From the infinitesimal scale of particle physics to the cosmic scale of the universe, research is concerned with the nature of mass. While there have been spectacular advances in physics during the past century, mass still remains a mysterious entity at the forefront of current research. Our current perspective on gravitation has arisen over millennia, through the contemplation of falling apples, lift thought experiments and notions of stars spiraling into black holes. In this volume, the world's leading scientists offer a multifaceted approach to mass by giving a concise and introductory presentation based on insights from their respective fields of research on gravity. The main theme is mass and its motion within general relativity and other theories of gravity, particularly for compact bodies. Within this framework, all articles are tied together coherently, covering post-Newtonian and related methods as well as the self-force approach to the analysis of motion in curved space-time, closing with an overview of the historical development and a snapshot on the actual state of the art.
All contributions reflect the fundamental role of mass in physics, from issues related to Newton's laws, to the effect of self-force and radiation reaction within theories of gravitation, to the role of the Higgs boson in modern physics.
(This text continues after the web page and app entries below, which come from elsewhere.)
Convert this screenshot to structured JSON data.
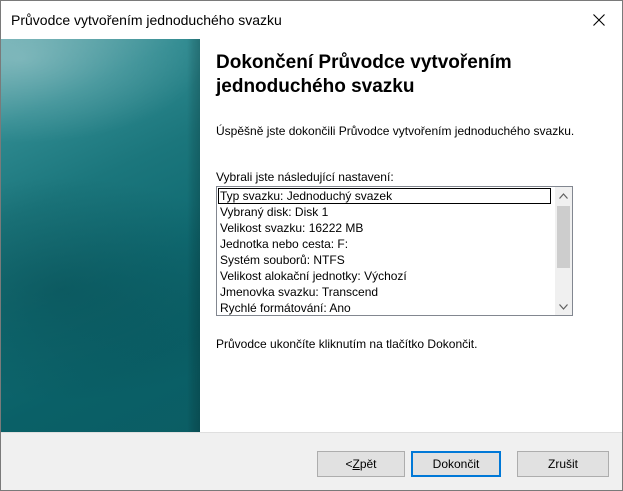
{
  "window": {
    "title": "Průvodce vytvořením jednoduchého svazku"
  },
  "content": {
    "heading": "Dokončení Průvodce vytvořením jednoduchého svazku",
    "success_text": "Úspěšně jste dokončili Průvodce vytvořením jednoduchého svazku.",
    "chosen_label": "Vybrali jste následující nastavení:",
    "settings": [
      "Typ svazku: Jednoduchý svazek",
      "Vybraný disk: Disk 1",
      "Velikost svazku: 16222 MB",
      "Jednotka nebo cesta: F:",
      "Systém souborů: NTFS",
      "Velikost alokační jednotky: Výchozí",
      "Jmenovka svazku: Transcend",
      "Rychlé formátování: Ano"
    ],
    "finish_hint": "Průvodce ukončíte kliknutím na tlačítko Dokončit."
  },
  "buttons": {
    "back_prefix": "< ",
    "back_accel": "Z",
    "back_rest": "pět",
    "finish": "Dokončit",
    "cancel": "Zrušit"
  },
  "icons": {
    "close": "close-icon",
    "scroll_up": "chevron-up-icon",
    "scroll_down": "chevron-down-icon"
  },
  "colors": {
    "banner": "#0f6a71",
    "default_button_border": "#0078d7"
  }
}
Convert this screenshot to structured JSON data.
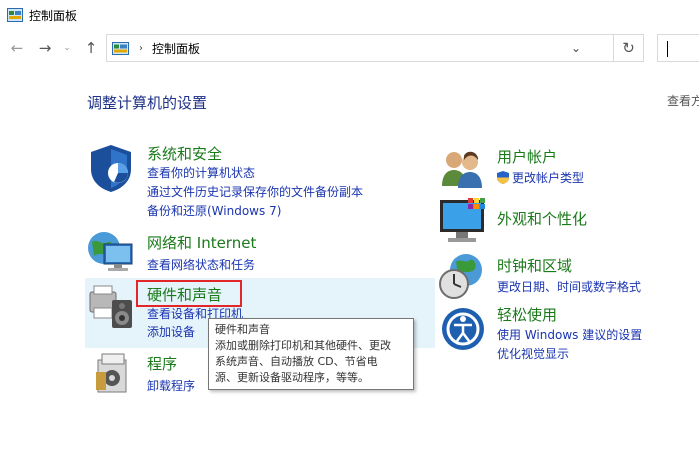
{
  "window": {
    "title": "控制面板"
  },
  "nav": {
    "back_icon": "back-arrow-icon",
    "forward_icon": "forward-arrow-icon",
    "up_icon": "up-arrow-icon",
    "breadcrumb": "控制面板",
    "refresh_icon": "refresh-icon"
  },
  "main": {
    "heading": "调整计算机的设置",
    "view_by": "查看方式"
  },
  "categories": {
    "system": {
      "title": "系统和安全",
      "links": [
        "查看你的计算机状态",
        "通过文件历史记录保存你的文件备份副本",
        "备份和还原(Windows 7)"
      ]
    },
    "network": {
      "title": "网络和 Internet",
      "links": [
        "查看网络状态和任务"
      ]
    },
    "hardware": {
      "title": "硬件和声音",
      "links": [
        "查看设备和打印机",
        "添加设备"
      ]
    },
    "programs": {
      "title": "程序",
      "links": [
        "卸载程序"
      ]
    },
    "users": {
      "title": "用户帐户",
      "links": [
        "更改帐户类型"
      ]
    },
    "appearance": {
      "title": "外观和个性化",
      "links": []
    },
    "clock": {
      "title": "时钟和区域",
      "links": [
        "更改日期、时间或数字格式"
      ]
    },
    "ease": {
      "title": "轻松使用",
      "links": [
        "使用 Windows 建议的设置",
        "优化视觉显示"
      ]
    }
  },
  "tooltip": {
    "lines": [
      "硬件和声音",
      "添加或删除打印机和其他硬件、更改",
      "系统声音、自动播放 CD、节省电",
      "源、更新设备驱动程序，等等。"
    ]
  },
  "colors": {
    "category_title": "#1a7a1a",
    "link": "#1a35b0",
    "heading": "#1e3287",
    "highlight": "#e5f3fb",
    "red_box": "#e3262a"
  }
}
High-precision measurements are described in detail, modified theories of gravity reproducing experimental data are investigated as alternatives to dark matter, and the fundamental problem of reconciling any theory of gravity with the physics of quantum fields is addressed. Auxiliary chapters set the framework for theoretical contributions within the broader context of experimental physics.
The book is based upon the lectures of the CNRS School on Mass held in Orléans, France, in June 2008. All contributions have been anonymously refereed and, with the cooperation of the authors, revised by the editors to ensure overall consistency.
Preface by editors. 1 The Higgs mechanism and the origin of mass (A. Djouadi). 2 Testing basic laws of gravitation (C. Lämmerzahl). 3 Mass metrology and the International System of units (R.S. Davis). 4 Mass and angular momentum in general relativity (J.L. Jaramillo and E. Gourgoulhon). 5 Post-Newtonian theory and the two-body problem (L. Blanchet) 6 Post-Newtonian methods (G. Schäfer). 7 Effective one body description of the Tow-Body problem (T. Damour and A. Nagar). 8 Introduction to the self-force (R.M. Wald). 9 Derivation of Gravitational Self-Force (S.E. Gralla and R.M. Wald). 10 Elementary development of the gravitational self-force (S. Detweiler). 11 Constructing the self-force (E. Poisson). 12 Computational methods for the self force in black hole spacetimes (L. Barack). 13 Radiation reaction and energy-momentum conservation (D. Gal'tsov). 14 The state of current self-force research (L.M. Burko). 15 High-accuracy comparison between the post-Newtonian and self-force dynamics of black-hole binaries (L. Blanchet, S. Detweiler, A. Le Tiec and B.F. Whiting). 16 LISA and capture sources (O. Jennrich). 17 Motion in alternative thoeries of gravity (G. Esposito-Farèse. 18 Mass, inertia and gravitation (M-T. Jaekel and S. Reynaud). 19 Motion in quantum gravity (K. Noui). 20 Free fall and the self-force: an historical perspective (A. Spallicci).